The government’s construction tsar has hit out at current proposals for eco-towns and feed-in-tariffs – though he insists he supports the programmes in principle
Speaking at research group ISSUE’s Brave New City panel event, Paul Morrell criticised the logic behind sustainable settlements and said the industry should instead focus on retrofit to meet climate change targets.
He said: ‘I am troubled by the visions of sustainable cities, which are arriving off the drawing boards. In the UK, 80 to 90 per cent of people live in the suburbs, but there is a “received wisdom” that new development must be “super-dense”.
‘We need to retrofit the suburbs so that they are places where you can live sustainably because nothing else is realistic or practical.’

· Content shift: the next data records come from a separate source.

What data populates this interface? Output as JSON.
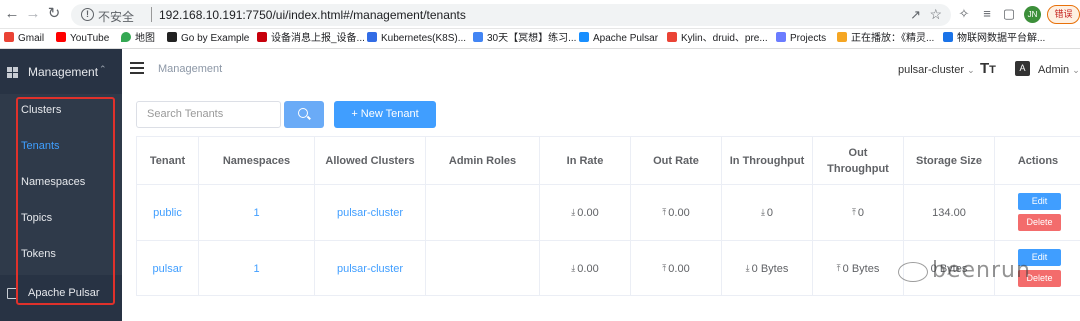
{
  "browser": {
    "insecure_label": "不安全",
    "url": "192.168.10.191:7750/ui/index.html#/management/tenants",
    "profile_initials": "JN",
    "error_pill": "错误"
  },
  "bookmarks": [
    {
      "label": "Gmail",
      "color": "#ea4335"
    },
    {
      "label": "YouTube",
      "color": "#ff0000"
    },
    {
      "label": "地图",
      "color": "#34a853"
    },
    {
      "label": "Go by Example",
      "color": "#222222"
    },
    {
      "label": "设备消息上报_设备...",
      "color": "#c7000b"
    },
    {
      "label": "Kubernetes(K8S)...",
      "color": "#326ce5"
    },
    {
      "label": "30天【冥想】练习...",
      "color": "#4285f4"
    },
    {
      "label": "Apache Pulsar",
      "color": "#188fff"
    },
    {
      "label": "Kylin、druid、pre...",
      "color": "#ea4335"
    },
    {
      "label": "Projects",
      "color": "#6b7cff"
    },
    {
      "label": "正在播放：《精灵...",
      "color": "#f5a623"
    },
    {
      "label": "物联网数据平台解...",
      "color": "#1a73e8"
    }
  ],
  "sidebar": {
    "section_title": "Management",
    "items": [
      "Clusters",
      "Tenants",
      "Namespaces",
      "Topics",
      "Tokens"
    ],
    "active_index": 1,
    "external_link": "Apache Pulsar"
  },
  "header": {
    "breadcrumb": "Management",
    "cluster_select": "pulsar-cluster",
    "font_icon_text": "T",
    "lang_icon_text": "A",
    "user_menu": "Admin"
  },
  "toolbar": {
    "search_placeholder": "Search Tenants",
    "new_button": "+ New Tenant"
  },
  "table": {
    "headers": [
      "Tenant",
      "Namespaces",
      "Allowed Clusters",
      "Admin Roles",
      "In Rate",
      "Out Rate",
      "In Throughput",
      "Out Throughput",
      "Storage Size",
      "Actions"
    ],
    "rows": [
      {
        "tenant": "public",
        "namespaces": "1",
        "allowed_clusters": "pulsar-cluster",
        "admin_roles": "",
        "in_rate": "0.00",
        "out_rate": "0.00",
        "in_throughput": "0",
        "out_throughput": "0",
        "storage_size": "134.00"
      },
      {
        "tenant": "pulsar",
        "namespaces": "1",
        "allowed_clusters": "pulsar-cluster",
        "admin_roles": "",
        "in_rate": "0.00",
        "out_rate": "0.00",
        "in_throughput": "0 Bytes",
        "out_throughput": "0 Bytes",
        "storage_size": "0 Bytes"
      }
    ],
    "edit_label": "Edit",
    "delete_label": "Delete"
  },
  "watermark": "beenrun",
  "colors": {
    "sidebar_bg": "#2f3a4a",
    "accent": "#409eff",
    "danger": "#f36c6c",
    "highlight_box": "#e0312b"
  }
}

Morrell also criticised the government’s eco-town plans: ‘There were nine or 10 [eco-towns] and now there are two,’ he said. ‘That’s Darwin at work and God bless him.’
Touching on the aims of the government’s feed-in tariff, commissioned last week, Morrell said: ‘We’ve made a big mistake with on-site renewables. I suspect they became a depredation of site value without any massive benefit, and I wonder whether what we’re doing is incentivising the same mistake in a new shape.’

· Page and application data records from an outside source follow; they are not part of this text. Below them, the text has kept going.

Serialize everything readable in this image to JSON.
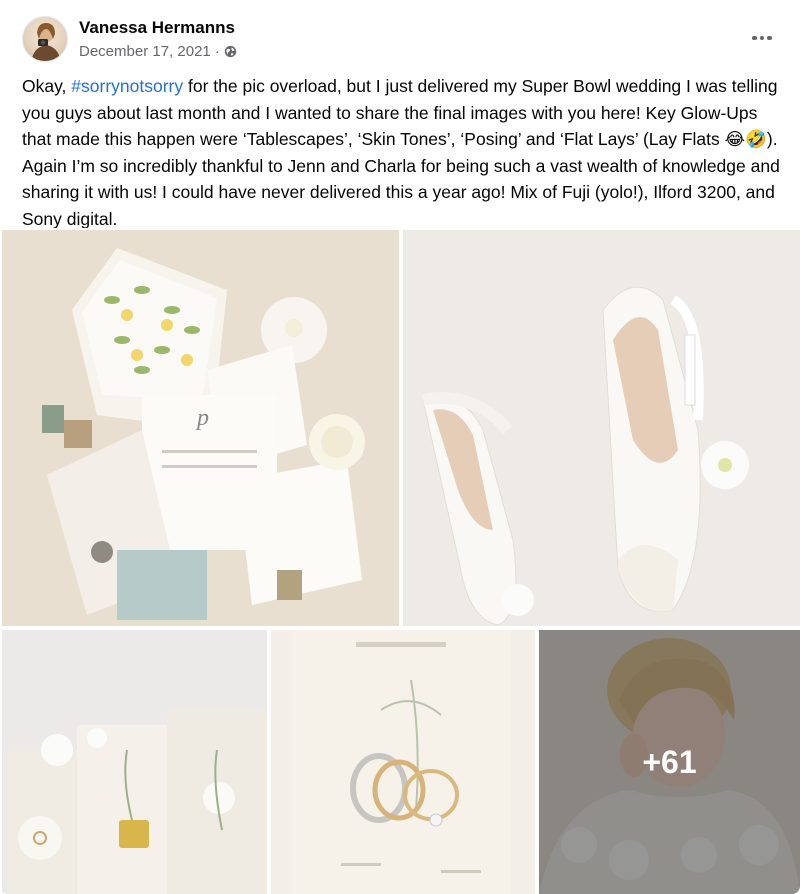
{
  "post": {
    "author": "Vanessa Hermanns",
    "date": "December 17, 2021",
    "separator": "·",
    "privacy_icon": "globe-icon",
    "more_icon": "more-options-icon",
    "text_before": "Okay, ",
    "hashtag": "#sorrynotsorry",
    "text_after": " for the pic overload, but I just delivered my Super Bowl wedding I was telling you guys about last month and I wanted to share the final images with you here! Key Glow-Ups that made this happen were ‘Tablescapes’, ‘Skin Tones’, ‘Posing’ and ‘Flat Lays’ (Lay Flats 😂🤣). Again I’m so incredibly thankful to Jenn and Charla for being such a vast wealth of knowledge and sharing it with us! I could have never delivered this a year ago! Mix of Fuji (yolo!), Ilford 3200, and Sony digital."
  },
  "photos": {
    "more_count": "+61"
  },
  "colors": {
    "hashtag": "#216fdb",
    "secondary_text": "#65676b"
  }
}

However, Morrell denied he was attacking government policy. ‘There will be benefits from feed-in tariffs, if handled wisely.’
Heriot-Watt University with the University of Cambridge preside over the ISSUES programme, aimed at piping £50 million worth of sustainability research into practice and policy-making.